In 2000, Denver gave Cleveland-based Forest City the contract to develop the 7.5-mile-long tract of land. Little by little, public property was turned over to the company, which subcontracted with several smaller developers. By 2002, a couple of model homes were built, and later that year, the first buyer moved in. When Stapleton is completed in 2020, it is expected to house between 25,000 and 30,000 residents.
Affordable-home ownership, like environmental sustainability, was long part of the vision at Stapleton. The early proposal, drafted by Haynes and other civic and business leaders in a document titled the "Green Book," called for workforce housing to be dispersed throughout the development. At Stapleton, it was hoped, firefighters, police officers, teachers, nurses and other middle-income earners who could no longer afford to buy in central Denver would live alongside the upper-middle class.
As part of its agreement to buy what was once public land, Forest City committed early on to developing affordable housing, and in 2001, it formalized its plan with Denver officials. Of the 8,000 for-sale homes slated for construction, about 10 percent, or 800, are supposed to be "affordable," according to federal housing guidelines. And of the 4,000 anticipated rental units, 20 percent, or around 800, must meet the same standard.

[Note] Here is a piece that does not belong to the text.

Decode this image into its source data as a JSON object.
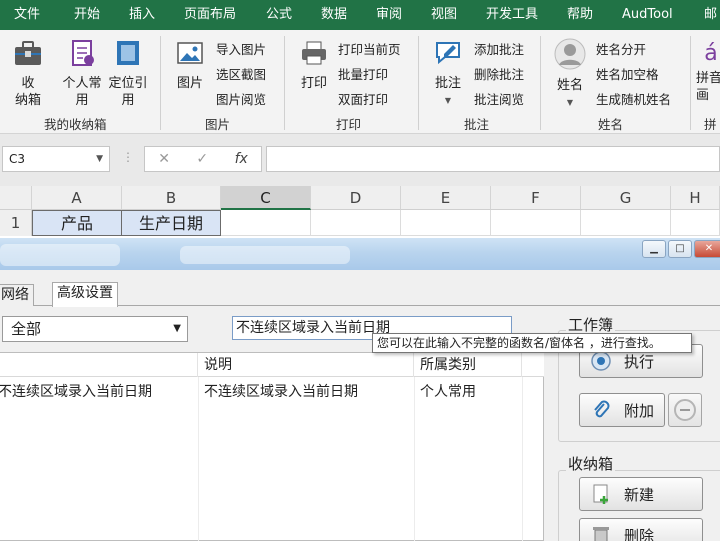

"Affordable" means that people making 80 percent or less of the Area Median Income for Denver, Adams, Arapahoe, Jefferson, Broomfield, Boulder, Elbert, Douglas and Clear Creek counties should be able to buy in. Right now, that standard is around $57,350 for a family of four, $45,900 for a two-person household, and $40,150 for a single person.
Each affordable-home builder in Stapleton sets its own housing prices, but they should hover around a rate established by the city — typically, $165,559 for a three-bedroom home. In order to keep the homes affordable for decades to come, each unit has a thirty-year deed restriction attached to it, meaning its value can rise by around 3 percent per year.

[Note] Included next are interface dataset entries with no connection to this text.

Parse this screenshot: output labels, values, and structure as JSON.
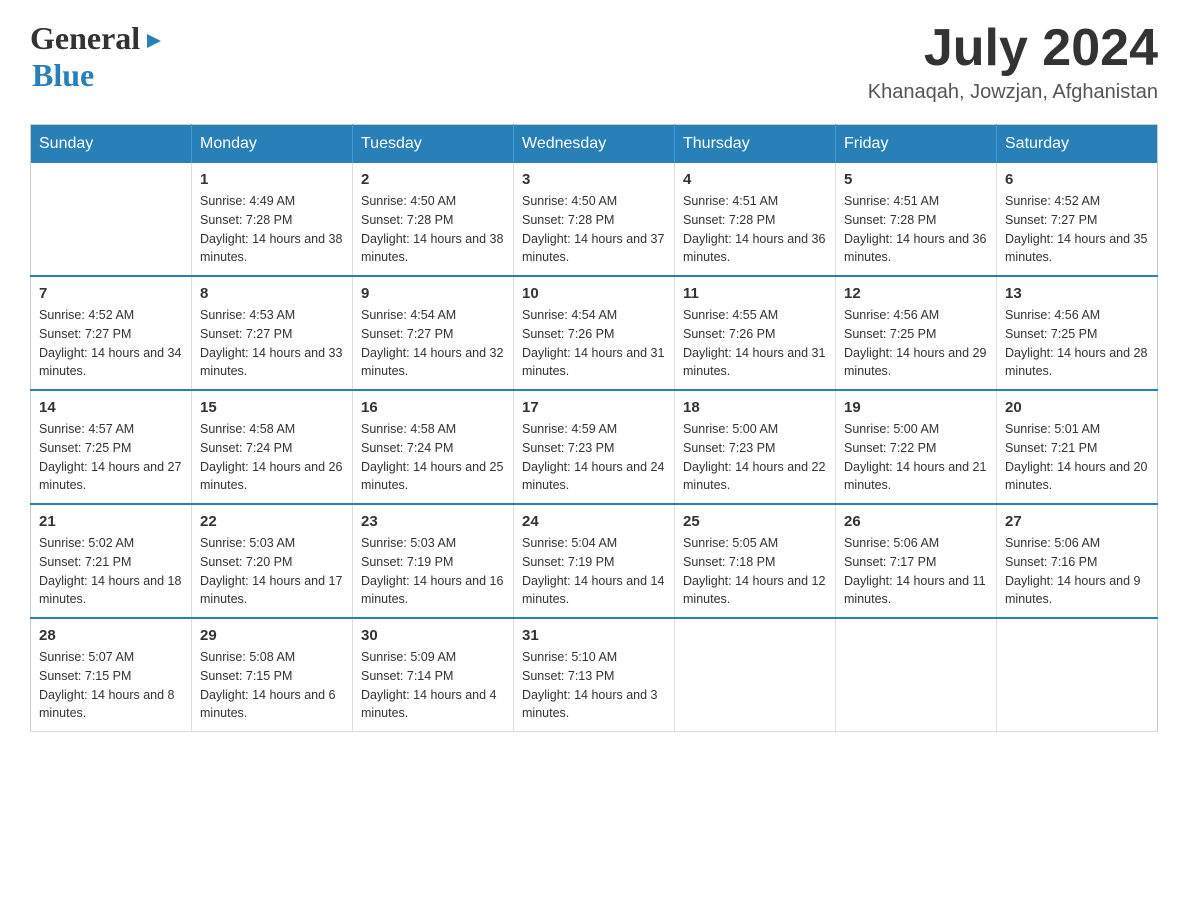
{
  "header": {
    "month_year": "July 2024",
    "location": "Khanaqah, Jowzjan, Afghanistan",
    "logo_general": "General",
    "logo_blue": "Blue"
  },
  "days_of_week": [
    "Sunday",
    "Monday",
    "Tuesday",
    "Wednesday",
    "Thursday",
    "Friday",
    "Saturday"
  ],
  "weeks": [
    [
      {
        "day": "",
        "sunrise": "",
        "sunset": "",
        "daylight": ""
      },
      {
        "day": "1",
        "sunrise": "Sunrise: 4:49 AM",
        "sunset": "Sunset: 7:28 PM",
        "daylight": "Daylight: 14 hours and 38 minutes."
      },
      {
        "day": "2",
        "sunrise": "Sunrise: 4:50 AM",
        "sunset": "Sunset: 7:28 PM",
        "daylight": "Daylight: 14 hours and 38 minutes."
      },
      {
        "day": "3",
        "sunrise": "Sunrise: 4:50 AM",
        "sunset": "Sunset: 7:28 PM",
        "daylight": "Daylight: 14 hours and 37 minutes."
      },
      {
        "day": "4",
        "sunrise": "Sunrise: 4:51 AM",
        "sunset": "Sunset: 7:28 PM",
        "daylight": "Daylight: 14 hours and 36 minutes."
      },
      {
        "day": "5",
        "sunrise": "Sunrise: 4:51 AM",
        "sunset": "Sunset: 7:28 PM",
        "daylight": "Daylight: 14 hours and 36 minutes."
      },
      {
        "day": "6",
        "sunrise": "Sunrise: 4:52 AM",
        "sunset": "Sunset: 7:27 PM",
        "daylight": "Daylight: 14 hours and 35 minutes."
      }
    ],
    [
      {
        "day": "7",
        "sunrise": "Sunrise: 4:52 AM",
        "sunset": "Sunset: 7:27 PM",
        "daylight": "Daylight: 14 hours and 34 minutes."
      },
      {
        "day": "8",
        "sunrise": "Sunrise: 4:53 AM",
        "sunset": "Sunset: 7:27 PM",
        "daylight": "Daylight: 14 hours and 33 minutes."
      },
      {
        "day": "9",
        "sunrise": "Sunrise: 4:54 AM",
        "sunset": "Sunset: 7:27 PM",
        "daylight": "Daylight: 14 hours and 32 minutes."
      },
      {
        "day": "10",
        "sunrise": "Sunrise: 4:54 AM",
        "sunset": "Sunset: 7:26 PM",
        "daylight": "Daylight: 14 hours and 31 minutes."
      },
      {
        "day": "11",
        "sunrise": "Sunrise: 4:55 AM",
        "sunset": "Sunset: 7:26 PM",
        "daylight": "Daylight: 14 hours and 31 minutes."
      },
      {
        "day": "12",
        "sunrise": "Sunrise: 4:56 AM",
        "sunset": "Sunset: 7:25 PM",
        "daylight": "Daylight: 14 hours and 29 minutes."
      },
      {
        "day": "13",
        "sunrise": "Sunrise: 4:56 AM",
        "sunset": "Sunset: 7:25 PM",
        "daylight": "Daylight: 14 hours and 28 minutes."
      }
    ],
    [
      {
        "day": "14",
        "sunrise": "Sunrise: 4:57 AM",
        "sunset": "Sunset: 7:25 PM",
        "daylight": "Daylight: 14 hours and 27 minutes."
      },
      {
        "day": "15",
        "sunrise": "Sunrise: 4:58 AM",
        "sunset": "Sunset: 7:24 PM",
        "daylight": "Daylight: 14 hours and 26 minutes."
      },
      {
        "day": "16",
        "sunrise": "Sunrise: 4:58 AM",
        "sunset": "Sunset: 7:24 PM",
        "daylight": "Daylight: 14 hours and 25 minutes."
      },
      {
        "day": "17",
        "sunrise": "Sunrise: 4:59 AM",
        "sunset": "Sunset: 7:23 PM",
        "daylight": "Daylight: 14 hours and 24 minutes."
      },
      {
        "day": "18",
        "sunrise": "Sunrise: 5:00 AM",
        "sunset": "Sunset: 7:23 PM",
        "daylight": "Daylight: 14 hours and 22 minutes."
      },
      {
        "day": "19",
        "sunrise": "Sunrise: 5:00 AM",
        "sunset": "Sunset: 7:22 PM",
        "daylight": "Daylight: 14 hours and 21 minutes."
      },
      {
        "day": "20",
        "sunrise": "Sunrise: 5:01 AM",
        "sunset": "Sunset: 7:21 PM",
        "daylight": "Daylight: 14 hours and 20 minutes."
      }
    ],
    [
      {
        "day": "21",
        "sunrise": "Sunrise: 5:02 AM",
        "sunset": "Sunset: 7:21 PM",
        "daylight": "Daylight: 14 hours and 18 minutes."
      },
      {
        "day": "22",
        "sunrise": "Sunrise: 5:03 AM",
        "sunset": "Sunset: 7:20 PM",
        "daylight": "Daylight: 14 hours and 17 minutes."
      },
      {
        "day": "23",
        "sunrise": "Sunrise: 5:03 AM",
        "sunset": "Sunset: 7:19 PM",
        "daylight": "Daylight: 14 hours and 16 minutes."
      },
      {
        "day": "24",
        "sunrise": "Sunrise: 5:04 AM",
        "sunset": "Sunset: 7:19 PM",
        "daylight": "Daylight: 14 hours and 14 minutes."
      },
      {
        "day": "25",
        "sunrise": "Sunrise: 5:05 AM",
        "sunset": "Sunset: 7:18 PM",
        "daylight": "Daylight: 14 hours and 12 minutes."
      },
      {
        "day": "26",
        "sunrise": "Sunrise: 5:06 AM",
        "sunset": "Sunset: 7:17 PM",
        "daylight": "Daylight: 14 hours and 11 minutes."
      },
      {
        "day": "27",
        "sunrise": "Sunrise: 5:06 AM",
        "sunset": "Sunset: 7:16 PM",
        "daylight": "Daylight: 14 hours and 9 minutes."
      }
    ],
    [
      {
        "day": "28",
        "sunrise": "Sunrise: 5:07 AM",
        "sunset": "Sunset: 7:15 PM",
        "daylight": "Daylight: 14 hours and 8 minutes."
      },
      {
        "day": "29",
        "sunrise": "Sunrise: 5:08 AM",
        "sunset": "Sunset: 7:15 PM",
        "daylight": "Daylight: 14 hours and 6 minutes."
      },
      {
        "day": "30",
        "sunrise": "Sunrise: 5:09 AM",
        "sunset": "Sunset: 7:14 PM",
        "daylight": "Daylight: 14 hours and 4 minutes."
      },
      {
        "day": "31",
        "sunrise": "Sunrise: 5:10 AM",
        "sunset": "Sunset: 7:13 PM",
        "daylight": "Daylight: 14 hours and 3 minutes."
      },
      {
        "day": "",
        "sunrise": "",
        "sunset": "",
        "daylight": ""
      },
      {
        "day": "",
        "sunrise": "",
        "sunset": "",
        "daylight": ""
      },
      {
        "day": "",
        "sunrise": "",
        "sunset": "",
        "daylight": ""
      }
    ]
  ]
}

Forest City's affordable-housing plan barely predated Denver's own Inclusionary Housing Ordinance, a 2002 mandate meant to help ease the effect of soaring home costs in the metro area. (In September, the average home price was $305,459.) The ordinance directs developers who build thirty units or more to keep 10 percent of their projects affordable; builders who choose not to do this must pay a fee to the city.
Forest City created its own plan so that it wouldn't have to adhere to the city ordinance, which was still being drafted at the time. But the developer actually follows a stricter code than most around Denver, primarily because it included rental housing, says Susan Barnes-Gelt, the former city councilwoman who authored the city ordinance. "Their requirements were more rigorous than the city's," she says.
And there's no opting out for Forest City. If it doesn't build affordable housing, Denver could stop selling it land for future high-end homes, says Dick Anderson, president of the Stapleton Development Corporation, a nonprofit created by the city to oversee the transformation of the former airport. "If we thought that they were not living up to what they had agreed to, we have that power."
Krista Zweck and her husband, Juan Piceno, purchased a $177,000 condominium in Stapleton three years ago. At the time, they were one of just a few families to buy into the community's first affordable development, a series of tan- and rust-colored homes with communal green areas called Roslyn Court. Over the next several months, homeowners trickled into the adjacent units, and the couple slowly became acquainted with their neighbors. The last condo sold in July, and now Roslyn Court feels like a community, with gossipy neighbors gathering in one corner and children running in the nearby park.
The "stability" of a place like Stapleton, as Zweck puts it, wasn't always an option for the couple. When they met working the night shift in a California Denny's, Piceno, an immigrant from Mexico, didn't yet have legal status in the United States. Zweck had never owned a credit card, and when they moved in together, they paid cash for everything.
One summer, the pair traveled to Colorado to work on Zweck's parents' farm and decided to relocate to Denver for good, eventually buying a two-bedroom condominium near Rose Medical Center.
They got married, and Piceno acquired a green card. Their first child, Violeta, was born in 2000, and by the time Zweck was pregnant with their second, Jolan, the couple decided to move to a larger home. "It was less about us and our eccentricities anymore," she says.